Starting in January, any Halifax County High School student who chooses to participate in extracurricular activities not required for graduation may be subject to a random drug test.
The Halifax County School Board made this decision in a 5 to 2 vote when they met Monday evening at Clays Mill Elementary School.
Chairman Sandra Garner Coleman and Walter Potts, vice chairman, two board members who have voiced concerns about the regulation since the beginning, voted against it.
Jeff Davis, supervisor of student services, first brought the idea of interscholastic program random drug testing to the board in March with the idea of testing students who participate in Virginia High School League activities, which includes athletes and other academic teams such as ACE.
The policy has expanded to include extracurricular organizations defined as “any sport, club, organization or activity that is not linked to an academic grade but that is under the purview of Halifax County Public Schools.”
The board has discussed price, consequences and other concerns about speculating which students are using drugs over the past few months.
“I could see this turning into a real circus,” said Coleman in August, who also added she would rather see the money go to educating students about drugs.
In a final attempt to sway members, Coleman told the board Monday evening, “We don’t have the money in the budget for it.”
Davis said the cost will be anywhere from $15,000 to $20,000.
While there isn’t a line item in the current budget for random student drug testing, Bob Aylor, interim finance director, said, “We could potentially come up with the funds.”
Superintendent Dr. Mark Lineburg noted the funds could come from savings, but he stressed they would have to establish a line item for it in the upcoming budget.
ED-2 trustee Roy Keith Lloyd made a motion to accept the draft regulation but later amended his motion not to take effect until 2020.
“What’s the difference,” said Potts. “If we don’t have the money now, we won’t have the money then.”
ED-7 trustee Monty Lowery pointed out the board often finds funding to cover unexpected items saying, “We always pick the money up.”
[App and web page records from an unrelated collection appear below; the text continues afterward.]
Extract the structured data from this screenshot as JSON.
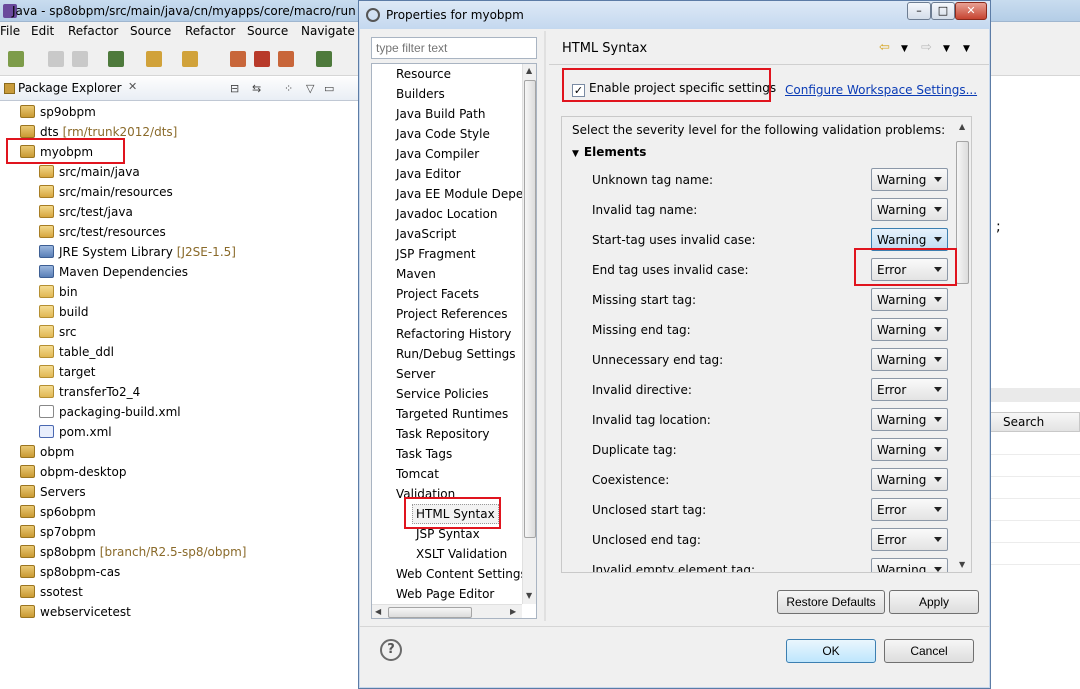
{
  "window": {
    "title": "Java - sp8obpm/src/main/java/cn/myapps/core/macro/run"
  },
  "menubar": [
    "File",
    "Edit",
    "Refactor",
    "Source",
    "Refactor",
    "Source",
    "Navigate"
  ],
  "package_explorer": {
    "title": "Package Explorer",
    "close_glyph": "✕",
    "items": [
      {
        "label": "sp9obpm",
        "decoration": "",
        "icon": "project-icon",
        "indent": 1
      },
      {
        "label": "dts",
        "decoration": "[rm/trunk2012/dts]",
        "icon": "project-icon",
        "indent": 1
      },
      {
        "label": "myobpm",
        "decoration": "",
        "icon": "maven-project-icon",
        "indent": 1
      },
      {
        "label": "src/main/java",
        "decoration": "",
        "icon": "source-folder-icon",
        "indent": 2
      },
      {
        "label": "src/main/resources",
        "decoration": "",
        "icon": "source-folder-icon",
        "indent": 2
      },
      {
        "label": "src/test/java",
        "decoration": "",
        "icon": "source-folder-icon",
        "indent": 2
      },
      {
        "label": "src/test/resources",
        "decoration": "",
        "icon": "source-folder-icon",
        "indent": 2
      },
      {
        "label": "JRE System Library",
        "decoration": "[J2SE-1.5]",
        "icon": "library-icon",
        "indent": 2
      },
      {
        "label": "Maven Dependencies",
        "decoration": "",
        "icon": "library-icon",
        "indent": 2
      },
      {
        "label": "bin",
        "decoration": "",
        "icon": "folder-icon",
        "indent": 2
      },
      {
        "label": "build",
        "decoration": "",
        "icon": "folder-icon",
        "indent": 2
      },
      {
        "label": "src",
        "decoration": "",
        "icon": "folder-icon",
        "indent": 2
      },
      {
        "label": "table_ddl",
        "decoration": "",
        "icon": "folder-icon",
        "indent": 2
      },
      {
        "label": "target",
        "decoration": "",
        "icon": "folder-icon",
        "indent": 2
      },
      {
        "label": "transferTo2_4",
        "decoration": "",
        "icon": "folder-icon",
        "indent": 2
      },
      {
        "label": "packaging-build.xml",
        "decoration": "",
        "icon": "xml-file-icon",
        "indent": 2
      },
      {
        "label": "pom.xml",
        "decoration": "",
        "icon": "pom-file-icon",
        "indent": 2
      },
      {
        "label": "obpm",
        "decoration": "",
        "icon": "project-icon",
        "indent": 1
      },
      {
        "label": "obpm-desktop",
        "decoration": "",
        "icon": "project-icon",
        "indent": 1
      },
      {
        "label": "Servers",
        "decoration": "",
        "icon": "project-icon",
        "indent": 1
      },
      {
        "label": "sp6obpm",
        "decoration": "",
        "icon": "project-icon",
        "indent": 1
      },
      {
        "label": "sp7obpm",
        "decoration": "",
        "icon": "project-icon",
        "indent": 1
      },
      {
        "label": "sp8obpm",
        "decoration": "[branch/R2.5-sp8/obpm]",
        "icon": "maven-project-icon",
        "indent": 1
      },
      {
        "label": "sp8obpm-cas",
        "decoration": "",
        "icon": "project-icon",
        "indent": 1
      },
      {
        "label": "ssotest",
        "decoration": "",
        "icon": "project-icon",
        "indent": 1
      },
      {
        "label": "webservicetest",
        "decoration": "",
        "icon": "project-icon",
        "indent": 1
      }
    ]
  },
  "background_right": {
    "semicolon": ";",
    "search_tab": "Search"
  },
  "dialog": {
    "title": "Properties for myobpm",
    "window_buttons": [
      "–",
      "□",
      "✕"
    ],
    "filter_placeholder": "type filter text",
    "nav_items": [
      {
        "label": "Resource",
        "sub": false
      },
      {
        "label": "Builders",
        "sub": false
      },
      {
        "label": "Java Build Path",
        "sub": false
      },
      {
        "label": "Java Code Style",
        "sub": false
      },
      {
        "label": "Java Compiler",
        "sub": false
      },
      {
        "label": "Java Editor",
        "sub": false
      },
      {
        "label": "Java EE Module Depe",
        "sub": false
      },
      {
        "label": "Javadoc Location",
        "sub": false
      },
      {
        "label": "JavaScript",
        "sub": false
      },
      {
        "label": "JSP Fragment",
        "sub": false
      },
      {
        "label": "Maven",
        "sub": false
      },
      {
        "label": "Project Facets",
        "sub": false
      },
      {
        "label": "Project References",
        "sub": false
      },
      {
        "label": "Refactoring History",
        "sub": false
      },
      {
        "label": "Run/Debug Settings",
        "sub": false
      },
      {
        "label": "Server",
        "sub": false
      },
      {
        "label": "Service Policies",
        "sub": false
      },
      {
        "label": "Targeted Runtimes",
        "sub": false
      },
      {
        "label": "Task Repository",
        "sub": false
      },
      {
        "label": "Task Tags",
        "sub": false
      },
      {
        "label": "Tomcat",
        "sub": false
      },
      {
        "label": "Validation",
        "sub": false
      },
      {
        "label": "HTML Syntax",
        "sub": true
      },
      {
        "label": "JSP Syntax",
        "sub": true
      },
      {
        "label": "XSLT Validation",
        "sub": true
      },
      {
        "label": "Web Content Settings",
        "sub": false
      },
      {
        "label": "Web Page Editor",
        "sub": false
      }
    ],
    "selected_nav": "HTML Syntax",
    "page": {
      "title": "HTML Syntax",
      "enable_label": "Enable project specific settings",
      "enable_checked": true,
      "configure_link": "Configure Workspace Settings...",
      "description": "Select the severity level for the following validation problems:",
      "section_title": "Elements",
      "rules": [
        {
          "label": "Unknown tag name:",
          "value": "Warning",
          "active": false
        },
        {
          "label": "Invalid tag name:",
          "value": "Warning",
          "active": false
        },
        {
          "label": "Start-tag uses invalid case:",
          "value": "Warning",
          "active": true
        },
        {
          "label": "End tag uses invalid case:",
          "value": "Error",
          "active": false
        },
        {
          "label": "Missing start tag:",
          "value": "Warning",
          "active": false
        },
        {
          "label": "Missing end tag:",
          "value": "Warning",
          "active": false
        },
        {
          "label": "Unnecessary end tag:",
          "value": "Warning",
          "active": false
        },
        {
          "label": "Invalid directive:",
          "value": "Error",
          "active": false
        },
        {
          "label": "Invalid tag location:",
          "value": "Warning",
          "active": false
        },
        {
          "label": "Duplicate tag:",
          "value": "Warning",
          "active": false
        },
        {
          "label": "Coexistence:",
          "value": "Warning",
          "active": false
        },
        {
          "label": "Unclosed start tag:",
          "value": "Error",
          "active": false
        },
        {
          "label": "Unclosed end tag:",
          "value": "Error",
          "active": false
        },
        {
          "label": "Invalid empty element tag:",
          "value": "Warning",
          "active": false
        }
      ],
      "restore_defaults": "Restore Defaults",
      "apply": "Apply"
    },
    "ok": "OK",
    "cancel": "Cancel",
    "help_glyph": "?"
  },
  "colors": {
    "highlight": "#e0141e",
    "link": "#0b3cb5"
  }
}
As stated in the approved regulation, in order to participate in a sport or club, students and their parent or guardian must consent to random drug testing, drug testing due to reasonable suspicion and voluntary student or parent disclosure of drug use.
Once a student and parent consents to the drug testing, he or she will remain eligible for testing through the end of his or her sport or extracurricular activity season.
If a student chooses to withdraw from the sport or club, he or she will no longer be subject to random drug testing.
The company chosen to administer the tests will receive the Virginia High School League master eligibility list identifying all sports players and a copy of the membership roster for all HCPS authorized clubs. Names will be put into a computer to be randomly selected.
Drug testing will be performed by collecting a saliva sample, and students will be tested for marijuana, synthetic cannabinoids, opiates, cocaine, methamphetamines, anabolic steroids, phencyclidine, MDMA and/or any other substance defined as a “controlled substance” by either Virginia or federal law.
If a test is positive, the student will be suspended from activities for a minimum of 30 days. Administration will then conduct a screening interview with the student and parents where an intervention program will be imposed.
The student and parents must submit to the intervention program at their expense.
After the 30-day suspension, the student will be tested again and must agree, along with his or her parent, to regular testing for the remainder of the activity or season.
Once a student has completed the intervention program and passed the second drug test, the student will be provided with a letter of reinstatement and is then eligible to resume participation.
However, it is noted in the regulation it is up to the head coach or sponsor to determine when a student is ready to resume full participation.
If a student has a second offense, he or she will be suspended from school for 90 days, will adhere to an intervention program and will be subject to additional testing.
If a student has a third offense, he or she will be suspended from having any further participation in the sport or extracurricular activity while enrolled at HCPS.
The board also took the following actions during Monday night’s meeting:
• Recognized Annette Duffer, Kanette Hollis, Kelly Hudson, Meagan Smith and Heather Snead for becoming math specialists after completing an Old Dominion University program at SVHEC while also working full time;
• Heard the opening of school report from Dr. Valdivia Hall, assistant superintendent, who said 25 new teachers were hired for the 2019-2020 school year and that enrollment had dropped by 65 students;
• Unanimously agreed to renew a contract and pay an invoice of $3,000 to Virginia School Board Association to continue using their policy services program;
• Unanimously approved a budget timeline with the first public input hearing set at 6 p.m. on Dec. 2 in the school board conference room at the Mary Bethune Office Complex; and
• Heard a request from Coleman to allow a survey to be posted on the school system’s website to see if parents would be in favor of looking into the idea of having school uniforms. The board took no action on the request.